REQUIREMENT — Present the lines below again, exactly as they stand.

THE DATA —
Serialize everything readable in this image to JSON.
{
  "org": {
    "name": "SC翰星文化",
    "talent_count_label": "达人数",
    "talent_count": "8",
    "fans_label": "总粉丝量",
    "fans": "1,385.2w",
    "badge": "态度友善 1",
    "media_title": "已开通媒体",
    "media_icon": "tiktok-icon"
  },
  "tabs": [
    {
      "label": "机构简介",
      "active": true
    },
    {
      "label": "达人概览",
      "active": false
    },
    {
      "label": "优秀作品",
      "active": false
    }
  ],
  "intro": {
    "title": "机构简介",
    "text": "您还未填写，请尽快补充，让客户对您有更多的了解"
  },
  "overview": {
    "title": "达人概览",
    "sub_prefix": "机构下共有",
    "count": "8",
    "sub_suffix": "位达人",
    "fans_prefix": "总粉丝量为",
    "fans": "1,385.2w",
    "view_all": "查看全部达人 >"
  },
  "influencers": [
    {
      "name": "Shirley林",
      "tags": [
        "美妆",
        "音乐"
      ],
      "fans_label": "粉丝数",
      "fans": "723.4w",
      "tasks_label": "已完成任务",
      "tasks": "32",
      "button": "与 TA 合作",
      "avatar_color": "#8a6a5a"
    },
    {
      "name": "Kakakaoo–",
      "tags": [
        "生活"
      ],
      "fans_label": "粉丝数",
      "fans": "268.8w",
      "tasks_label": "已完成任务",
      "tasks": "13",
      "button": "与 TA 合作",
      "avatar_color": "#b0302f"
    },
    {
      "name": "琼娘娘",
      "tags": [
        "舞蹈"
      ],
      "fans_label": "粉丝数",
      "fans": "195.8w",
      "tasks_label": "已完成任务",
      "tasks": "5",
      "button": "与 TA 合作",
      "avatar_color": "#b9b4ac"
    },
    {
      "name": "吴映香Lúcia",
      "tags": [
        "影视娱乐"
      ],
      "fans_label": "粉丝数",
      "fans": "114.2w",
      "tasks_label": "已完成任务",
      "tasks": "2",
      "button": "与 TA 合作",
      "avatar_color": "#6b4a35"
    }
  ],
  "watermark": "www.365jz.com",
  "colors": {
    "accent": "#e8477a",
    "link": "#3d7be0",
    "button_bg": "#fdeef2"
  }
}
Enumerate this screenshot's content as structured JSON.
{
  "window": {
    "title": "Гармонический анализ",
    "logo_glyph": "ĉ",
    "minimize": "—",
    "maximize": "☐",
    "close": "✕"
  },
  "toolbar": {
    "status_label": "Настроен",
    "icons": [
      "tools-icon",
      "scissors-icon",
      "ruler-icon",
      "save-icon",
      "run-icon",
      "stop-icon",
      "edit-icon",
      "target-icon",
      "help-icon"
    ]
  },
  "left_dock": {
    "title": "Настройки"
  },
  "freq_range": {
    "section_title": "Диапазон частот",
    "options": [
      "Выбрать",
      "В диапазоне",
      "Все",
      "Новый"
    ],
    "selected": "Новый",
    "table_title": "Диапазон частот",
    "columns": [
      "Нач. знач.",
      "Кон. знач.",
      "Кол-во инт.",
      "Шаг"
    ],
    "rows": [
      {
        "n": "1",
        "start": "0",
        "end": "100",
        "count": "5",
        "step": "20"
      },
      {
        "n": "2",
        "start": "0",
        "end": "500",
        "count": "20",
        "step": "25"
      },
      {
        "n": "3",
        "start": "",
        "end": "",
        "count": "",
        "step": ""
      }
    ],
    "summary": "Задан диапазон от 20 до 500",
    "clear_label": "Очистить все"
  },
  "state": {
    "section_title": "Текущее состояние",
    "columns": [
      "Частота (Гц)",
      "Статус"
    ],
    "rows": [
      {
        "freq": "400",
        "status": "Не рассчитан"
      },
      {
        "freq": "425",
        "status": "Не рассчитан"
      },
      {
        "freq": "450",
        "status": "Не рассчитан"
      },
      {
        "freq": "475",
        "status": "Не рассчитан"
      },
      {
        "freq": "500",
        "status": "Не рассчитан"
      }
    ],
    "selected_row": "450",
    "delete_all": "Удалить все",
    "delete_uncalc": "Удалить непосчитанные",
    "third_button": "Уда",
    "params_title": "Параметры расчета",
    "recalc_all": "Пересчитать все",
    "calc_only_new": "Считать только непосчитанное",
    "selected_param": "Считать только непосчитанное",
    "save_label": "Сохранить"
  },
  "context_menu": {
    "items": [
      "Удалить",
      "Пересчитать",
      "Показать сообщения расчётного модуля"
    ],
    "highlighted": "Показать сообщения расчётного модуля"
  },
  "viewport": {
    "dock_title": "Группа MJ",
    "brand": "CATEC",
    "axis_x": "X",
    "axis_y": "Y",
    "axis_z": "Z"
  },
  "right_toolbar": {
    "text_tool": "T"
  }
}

ANSWER FOR THE TASK —
Serialize everything readable in this image to JSON.
{
  "org": {
    "name": "SC翰星文化",
    "talent_count_label": "达人数",
    "talent_count": "8",
    "fans_label": "总粉丝量",
    "fans": "1,385.2w",
    "badge": "态度友善 1",
    "media_title": "已开通媒体",
    "media_icon": "tiktok-icon"
  },
  "tabs": [
    {
      "label": "机构简介",
      "active": true
    },
    {
      "label": "达人概览",
      "active": false
    },
    {
      "label": "优秀作品",
      "active": false
    }
  ],
  "intro": {
    "title": "机构简介",
    "text": "您还未填写，请尽快补充，让客户对您有更多的了解"
  },
  "overview": {
    "title": "达人概览",
    "sub_prefix": "机构下共有",
    "count": "8",
    "sub_suffix": "位达人",
    "fans_prefix": "总粉丝量为",
    "fans": "1,385.2w",
    "view_all": "查看全部达人 >"
  },
  "influencers": [
    {
      "name": "Shirley林",
      "tags": [
        "美妆",
        "音乐"
      ],
      "fans_label": "粉丝数",
      "fans": "723.4w",
      "tasks_label": "已完成任务",
      "tasks": "32",
      "button": "与 TA 合作",
      "avatar_color": "#8a6a5a"
    },
    {
      "name": "Kakakaoo–",
      "tags": [
        "生活"
      ],
      "fans_label": "粉丝数",
      "fans": "268.8w",
      "tasks_label": "已完成任务",
      "tasks": "13",
      "button": "与 TA 合作",
      "avatar_color": "#b0302f"
    },
    {
      "name": "琼娘娘",
      "tags": [
        "舞蹈"
      ],
      "fans_label": "粉丝数",
      "fans": "195.8w",
      "tasks_label": "已完成任务",
      "tasks": "5",
      "button": "与 TA 合作",
      "avatar_color": "#b9b4ac"
    },
    {
      "name": "吴映香Lúcia",
      "tags": [
        "影视娱乐"
      ],
      "fans_label": "粉丝数",
      "fans": "114.2w",
      "tasks_label": "已完成任务",
      "tasks": "2",
      "button": "与 TA 合作",
      "avatar_color": "#6b4a35"
    }
  ],
  "watermark": "www.365jz.com",
  "colors": {
    "accent": "#e8477a",
    "link": "#3d7be0",
    "button_bg": "#fdeef2"
  }
}
Enumerate this screenshot's content as structured JSON.
{
  "window": {
    "title": "Гармонический анализ",
    "logo_glyph": "ĉ",
    "minimize": "—",
    "maximize": "☐",
    "close": "✕"
  },
  "toolbar": {
    "status_label": "Настроен",
    "icons": [
      "tools-icon",
      "scissors-icon",
      "ruler-icon",
      "save-icon",
      "run-icon",
      "stop-icon",
      "edit-icon",
      "target-icon",
      "help-icon"
    ]
  },
  "left_dock": {
    "title": "Настройки"
  },
  "freq_range": {
    "section_title": "Диапазон частот",
    "options": [
      "Выбрать",
      "В диапазоне",
      "Все",
      "Новый"
    ],
    "selected": "Новый",
    "table_title": "Диапазон частот",
    "columns": [
      "Нач. знач.",
      "Кон. знач.",
      "Кол-во инт.",
      "Шаг"
    ],
    "rows": [
      {
        "n": "1",
        "start": "0",
        "end": "100",
        "count": "5",
        "step": "20"
      },
      {
        "n": "2",
        "start": "0",
        "end": "500",
        "count": "20",
        "step": "25"
      },
      {
        "n": "3",
        "start": "",
        "end": "",
        "count": "",
        "step": ""
      }
    ],
    "summary": "Задан диапазон от 20 до 500",
    "clear_label": "Очистить все"
  },
  "state": {
    "section_title": "Текущее состояние",
    "columns": [
      "Частота (Гц)",
      "Статус"
    ],
    "rows": [
      {
        "freq": "400",
        "status": "Не рассчитан"
      },
      {
        "freq": "425",
        "status": "Не рассчитан"
      },
      {
        "freq": "450",
        "status": "Не рассчитан"
      },
      {
        "freq": "475",
        "status": "Не рассчитан"
      },
      {
        "freq": "500",
        "status": "Не рассчитан"
      }
    ],
    "selected_row": "450",
    "delete_all": "Удалить все",
    "delete_uncalc": "Удалить непосчитанные",
    "third_button": "Уда",
    "params_title": "Параметры расчета",
    "recalc_all": "Пересчитать все",
    "calc_only_new": "Считать только непосчитанное",
    "selected_param": "Считать только непосчитанное",
    "save_label": "Сохранить"
  },
  "context_menu": {
    "items": [
      "Удалить",
      "Пересчитать",
      "Показать сообщения расчётного модуля"
    ],
    "highlighted": "Показать сообщения расчётного модуля"
  },
  "viewport": {
    "dock_title": "Группа MJ",
    "brand": "CATEC",
    "axis_x": "X",
    "axis_y": "Y",
    "axis_z": "Z"
  },
  "right_toolbar": {
    "text_tool": "T"
  }
}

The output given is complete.